Depending on the context, the term denotes
- a large military unit , in particular an army unit consisting of several corps , to which a certain operational area is assigned (e.g. Rhine Army , 1st US Army )
- the army , i.e. the entirety of the regular land forces of a country, in particular in contrast to the navy , i.e. the armed forces at sea (as in the case of the Napoleonic Grande Armée , the Red Army or Soviet Army or the joint army of Austria-Hungary)
- the military , i.e. the entirety of all defense forces of a country (as in the case of the National People's Army of the GDR or the Swiss Army , which consists of the armed forces and air forces).
Armies as large formations
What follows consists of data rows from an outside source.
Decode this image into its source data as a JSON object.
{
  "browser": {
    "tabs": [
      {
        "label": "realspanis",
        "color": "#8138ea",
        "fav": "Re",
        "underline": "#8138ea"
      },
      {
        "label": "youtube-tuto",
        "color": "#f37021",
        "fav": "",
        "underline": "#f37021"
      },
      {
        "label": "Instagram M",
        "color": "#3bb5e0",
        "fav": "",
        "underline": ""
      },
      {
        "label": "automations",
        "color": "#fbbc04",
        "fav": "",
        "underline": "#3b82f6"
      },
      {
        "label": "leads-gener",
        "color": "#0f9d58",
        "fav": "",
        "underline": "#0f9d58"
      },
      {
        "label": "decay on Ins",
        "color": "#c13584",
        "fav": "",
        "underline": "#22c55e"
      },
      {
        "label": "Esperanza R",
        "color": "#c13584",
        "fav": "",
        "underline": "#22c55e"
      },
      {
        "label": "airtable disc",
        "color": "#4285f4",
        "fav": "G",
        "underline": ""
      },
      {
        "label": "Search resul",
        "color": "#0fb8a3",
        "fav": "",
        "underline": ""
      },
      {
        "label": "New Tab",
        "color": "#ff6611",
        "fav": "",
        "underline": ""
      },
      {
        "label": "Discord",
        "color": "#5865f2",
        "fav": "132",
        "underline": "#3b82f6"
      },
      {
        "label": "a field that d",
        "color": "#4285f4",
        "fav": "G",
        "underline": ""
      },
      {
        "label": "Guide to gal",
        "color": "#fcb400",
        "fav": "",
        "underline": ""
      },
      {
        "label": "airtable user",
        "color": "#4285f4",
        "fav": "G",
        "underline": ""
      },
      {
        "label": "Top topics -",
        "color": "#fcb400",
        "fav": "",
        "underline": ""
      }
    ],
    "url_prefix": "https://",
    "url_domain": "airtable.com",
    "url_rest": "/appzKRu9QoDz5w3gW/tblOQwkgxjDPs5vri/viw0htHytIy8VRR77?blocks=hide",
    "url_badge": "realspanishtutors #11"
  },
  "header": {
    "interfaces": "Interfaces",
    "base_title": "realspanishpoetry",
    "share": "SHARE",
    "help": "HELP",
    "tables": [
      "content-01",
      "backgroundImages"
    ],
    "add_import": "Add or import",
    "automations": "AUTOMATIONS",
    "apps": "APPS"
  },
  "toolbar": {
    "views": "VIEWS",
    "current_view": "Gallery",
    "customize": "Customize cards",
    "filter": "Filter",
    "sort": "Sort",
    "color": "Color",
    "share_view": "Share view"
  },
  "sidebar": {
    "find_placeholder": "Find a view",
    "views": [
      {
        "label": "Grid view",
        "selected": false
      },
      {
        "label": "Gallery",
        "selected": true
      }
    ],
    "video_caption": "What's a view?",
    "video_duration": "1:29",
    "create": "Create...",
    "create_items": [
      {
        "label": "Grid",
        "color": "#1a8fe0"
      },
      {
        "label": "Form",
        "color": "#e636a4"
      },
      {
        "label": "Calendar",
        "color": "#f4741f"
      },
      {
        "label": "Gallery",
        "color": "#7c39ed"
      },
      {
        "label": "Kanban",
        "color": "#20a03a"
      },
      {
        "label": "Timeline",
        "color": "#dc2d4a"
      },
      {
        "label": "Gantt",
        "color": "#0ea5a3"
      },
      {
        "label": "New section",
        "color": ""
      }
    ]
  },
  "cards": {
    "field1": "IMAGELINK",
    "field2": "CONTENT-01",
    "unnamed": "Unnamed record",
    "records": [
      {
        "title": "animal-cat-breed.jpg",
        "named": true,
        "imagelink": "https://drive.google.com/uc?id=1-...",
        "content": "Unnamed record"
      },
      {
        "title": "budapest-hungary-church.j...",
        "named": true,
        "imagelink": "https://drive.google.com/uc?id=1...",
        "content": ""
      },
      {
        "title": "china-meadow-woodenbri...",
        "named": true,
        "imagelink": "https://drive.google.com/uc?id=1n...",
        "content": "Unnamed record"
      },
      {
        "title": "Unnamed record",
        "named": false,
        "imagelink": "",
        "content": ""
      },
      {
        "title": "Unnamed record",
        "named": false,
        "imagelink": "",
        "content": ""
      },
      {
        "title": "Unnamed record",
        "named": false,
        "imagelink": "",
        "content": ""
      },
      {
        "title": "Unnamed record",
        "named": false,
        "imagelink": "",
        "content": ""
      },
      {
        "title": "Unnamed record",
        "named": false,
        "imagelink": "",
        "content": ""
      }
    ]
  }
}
An army is a large body of armed forces under the uniform leadership of an army high command, the size and composition of which can vary widely. Armies are often formed for a specific purpose or theater of war from several corps and army troops ( units and units directly subordinate to the army high command ).
Armies have the organizational and logistical base that enables independent and extensive operations . In addition to the actual combat troops , this includes troops for logistics and medical services . The Army High Command , led by a Commander-in-Chief , is a higher command authority that controls all measures within its operational area and in the stage (First World War) / in the Rear Army Area (Second World War). The unit superordinate to an army is the Army Group , the largest subordinate units are corps , which are further divided into divisions .
To differentiate between the individual armies, a number is usually used, such as 1st Army. Other distinctions are points of the compass, which result from any base according to the area of operation, such as Eastern Army. Armies are also named according to geographical conditions, such as the Rhine Army or the Alpine Army. In addition, the purpose of the army can be used for naming, z. B. Invasion , occupation or observation army . One also speaks of an operational or field army, reserve and occupation army. The army with the main commanding officer was previously called the main army, under Napoleon I also called the Great Army .
The command of an army was carried out by a commander in chief , usually with a chief of staff as the first assistant in command and an army staff.
There were and are no armies in the Bundeswehr . Its largest permanent formations are divisions , which, when deployed, support the multinational corps or a headquarters for command at the operational level, e.g. B. Multinational Command Operational Leadership. In the Cold War , the direct subordination of the eight NATO forces on German territory under the two army groups (was army groups ) NORTHAG and CENTAG provided. In terms of the geographical extent of their command, these army groups roughly corresponded to those of the Second World War, and in terms of size they were more armies. Only the two American corps formed the 7th US Army in peacetime .
The NATO command structure could be tightened with the end of the Cold War , the need for units larger than corps was eliminated for NATO. The now multinational corps to which the Bundeswehr belongs are directly subordinate to SHAPE . Subordinate to this are the Allied Joint Force Command as commandos for Europe Central Brunssum. Subordinate to this is the Land Command Izmir for the Central Europe Land Forces as the successor to NORTHAG and CENTAG .
First World War
In the army of the German Empire , the Army Inspections (most recently No. I to VIII) existed as command authorities above the army corps , which were converted / renamed into Army High Command during the First World War .
In Austria-Hungary , the Army High Command (AOK) set up at the beginning of the war in the summer of 1914 - there was only one - was the command center for all land and naval forces deployed in the dual monarchy.
Second World War
During the Second World War, an AOK (Commander-in-Chief: generally Colonel General upwards) led several army corps and had its own (army) troops, e.g. B. heavy artillery , engineers and other special troops, which were subordinate to him according to availability and order. The AOK was located as a command between the Army Group and the Army Corps . As a rule, however, the request for and distribution of supplies was carried out directly by the senior quartermaster of the AOK; the Army Group Command was only involved in crisis situations.
The area of responsibility of an AOK was divided into the area of operations , which in turn was subdivided into corps and division level, and the rear army area , which was subordinate to the "Commander rear area" ( Korück ).
In the course of the war, army departments and army groups were formed as a temporary measure in addition to the AOKs . These often did not have all the required command means and were named after the respective commander.
Structure of an AOK
The normal structure of an army high command in World War II included:
- Commander of the Army High Command
- Chief of the General Staff (e.g. Major General )
- Department I ( management department )
Department II ( Adjutantur - Administration)
- 1. Adjutant IIa (personnel matters of officers)
- 2nd Adjutant IIc (personnel matters for NCOs and men)
- Quartermaster's Department (replenishment)
- Higher Artillery Commander ( Harko )
- Army Pioneer Leader ( A.Pi.Fü )
- Army News Leader ( A.Nachr.Fü. )
- Staff officer for gas defense
- Staff officer for anti-tank fighting ( Stopak )
Army High Command
Panzer Army High Command
- For the historical and current use of the word s. the article Army in: Hans Schulz, Otto Basler, Gerhard Strauss (Eds.): German Foreign Dictionary , Volume 2 ( Antinomie-Azur ). Walter de Gruyter, Berlin 1996, p. 231ff.